“This project can bring jobs, economic opportunity, community development and educational opportunities to First Nation Canadians. This can be achieved while protecting the environment and respecting First Nation's environmental priorities. I have repeatedly said that the Northern Gateway project represents an opportunity for Aboriginal Peoples and the country.”
Steve Williams, CEO of Enbridge’s partner Suncor, said the companies are “keen to listen and open up further dialogue with Aboriginal communities.”
But Grand Chief Stewart Phillip, head of the Union of BC Indian Chiefs (UBCIC), isn’t buying it.
“I’m not the least bit impressed that the Harper government has appointed Jim Prentice to this file,” he said, adding that the attempt to reach out to BC First Nations now is too little too late.

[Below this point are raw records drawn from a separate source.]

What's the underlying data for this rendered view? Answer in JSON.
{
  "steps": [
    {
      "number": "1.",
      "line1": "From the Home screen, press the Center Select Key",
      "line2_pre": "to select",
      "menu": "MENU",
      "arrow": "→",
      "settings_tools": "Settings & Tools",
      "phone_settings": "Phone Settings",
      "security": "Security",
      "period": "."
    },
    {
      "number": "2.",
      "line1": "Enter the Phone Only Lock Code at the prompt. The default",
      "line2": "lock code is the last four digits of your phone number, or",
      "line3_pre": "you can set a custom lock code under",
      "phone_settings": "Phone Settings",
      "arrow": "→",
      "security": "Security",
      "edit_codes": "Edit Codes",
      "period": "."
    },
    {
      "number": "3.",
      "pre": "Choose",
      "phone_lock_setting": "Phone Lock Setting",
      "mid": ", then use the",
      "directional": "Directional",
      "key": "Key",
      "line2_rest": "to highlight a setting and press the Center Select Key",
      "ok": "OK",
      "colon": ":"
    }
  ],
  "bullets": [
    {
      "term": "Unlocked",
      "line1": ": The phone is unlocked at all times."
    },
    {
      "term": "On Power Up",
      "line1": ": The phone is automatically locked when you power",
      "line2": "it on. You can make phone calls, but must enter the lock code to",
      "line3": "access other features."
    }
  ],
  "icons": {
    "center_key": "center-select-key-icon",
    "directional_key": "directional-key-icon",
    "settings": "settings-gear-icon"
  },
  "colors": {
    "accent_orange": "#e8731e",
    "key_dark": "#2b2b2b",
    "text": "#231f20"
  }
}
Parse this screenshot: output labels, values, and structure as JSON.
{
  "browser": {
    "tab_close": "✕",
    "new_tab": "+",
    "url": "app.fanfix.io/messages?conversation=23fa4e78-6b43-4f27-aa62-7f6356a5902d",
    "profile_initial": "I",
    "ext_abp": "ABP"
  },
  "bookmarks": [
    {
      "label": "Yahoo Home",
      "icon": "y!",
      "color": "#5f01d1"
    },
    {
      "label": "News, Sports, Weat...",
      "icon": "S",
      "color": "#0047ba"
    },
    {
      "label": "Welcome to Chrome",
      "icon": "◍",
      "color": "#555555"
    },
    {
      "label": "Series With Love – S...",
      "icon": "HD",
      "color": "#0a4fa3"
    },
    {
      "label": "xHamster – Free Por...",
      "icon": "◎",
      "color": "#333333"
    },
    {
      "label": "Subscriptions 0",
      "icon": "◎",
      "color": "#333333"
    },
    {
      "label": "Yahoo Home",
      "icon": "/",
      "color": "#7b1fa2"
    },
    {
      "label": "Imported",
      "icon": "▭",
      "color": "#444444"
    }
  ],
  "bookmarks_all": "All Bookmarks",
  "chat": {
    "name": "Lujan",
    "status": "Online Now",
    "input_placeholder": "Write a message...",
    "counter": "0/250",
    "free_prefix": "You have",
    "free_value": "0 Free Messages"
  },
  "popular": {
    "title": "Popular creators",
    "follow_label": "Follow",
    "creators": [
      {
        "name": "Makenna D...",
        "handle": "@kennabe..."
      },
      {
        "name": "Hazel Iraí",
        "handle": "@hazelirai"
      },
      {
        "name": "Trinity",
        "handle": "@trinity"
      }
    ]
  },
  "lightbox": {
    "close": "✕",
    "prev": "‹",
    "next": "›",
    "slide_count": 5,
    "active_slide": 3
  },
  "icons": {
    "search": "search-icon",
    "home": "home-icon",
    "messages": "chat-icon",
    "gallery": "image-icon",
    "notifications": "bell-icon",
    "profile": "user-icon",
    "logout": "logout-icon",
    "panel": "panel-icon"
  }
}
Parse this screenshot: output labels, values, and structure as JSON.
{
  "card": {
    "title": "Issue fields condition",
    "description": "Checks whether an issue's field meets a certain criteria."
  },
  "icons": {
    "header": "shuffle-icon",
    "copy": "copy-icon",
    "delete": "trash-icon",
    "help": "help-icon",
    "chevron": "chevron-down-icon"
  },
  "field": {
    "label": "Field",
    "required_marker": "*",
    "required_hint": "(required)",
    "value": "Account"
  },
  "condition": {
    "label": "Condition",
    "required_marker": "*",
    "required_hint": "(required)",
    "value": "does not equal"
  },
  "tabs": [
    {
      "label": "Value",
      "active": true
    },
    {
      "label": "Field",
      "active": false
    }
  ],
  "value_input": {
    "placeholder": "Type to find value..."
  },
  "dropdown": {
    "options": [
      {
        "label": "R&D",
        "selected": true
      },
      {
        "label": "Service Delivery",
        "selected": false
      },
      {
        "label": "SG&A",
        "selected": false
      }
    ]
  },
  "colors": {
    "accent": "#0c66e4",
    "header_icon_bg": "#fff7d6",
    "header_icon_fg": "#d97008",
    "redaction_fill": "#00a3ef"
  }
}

“If they would have been sincere in engaging in dialogue, that should have happened several years ago when this project was at its earliest stages of conception. And of course, the Harper government did not do that, rather they were very arrogant and just proceeded with their plans, completely ignored and dismissed Aboriginal title and rights issues of First Nations people, completely dismissed the concerns of the environmental movement.” First Nations and those working in the environmental movement have been engaged on this issue for years, but have been constantly vilified by the federal government, he added.
As for the feasibility of Enbridge’s goal of “resuscitating” negotiations, Phillip is skeptical.
“I think they collapse long ago,” he said. “My point is that I don’t think this grandiose announcement, Mr. Prentice being appointed, is going to have any dramatic impact on changing the perspective of First Nation leaders along the pipeline route or along the coast.”
It’s not the first instance of Prentice “cheerleading” for the oil and gas industry, Phillip added, recalling Prentice’s speech at last summer’s Assembly of First Nations General Assembly in Whitehorse in which he focused on economic development instead of issues more pressing to the delegates, such as health and safety and Aboriginal rights and title.
“I think Enbridge has pretty much exhausted any notion of credibility with the general public, and certainly with First Nations,” he said. “I think as we move forward down this path, at some point in time Enbridge will feel the full weight of their litany of shortcomings and failures.”
Phillip has been bedridden since mid-February, following a car accident, and said he’s looking at about a 12-week window to healing. “I’m still on the right side of the grass, so that’s the main thing.”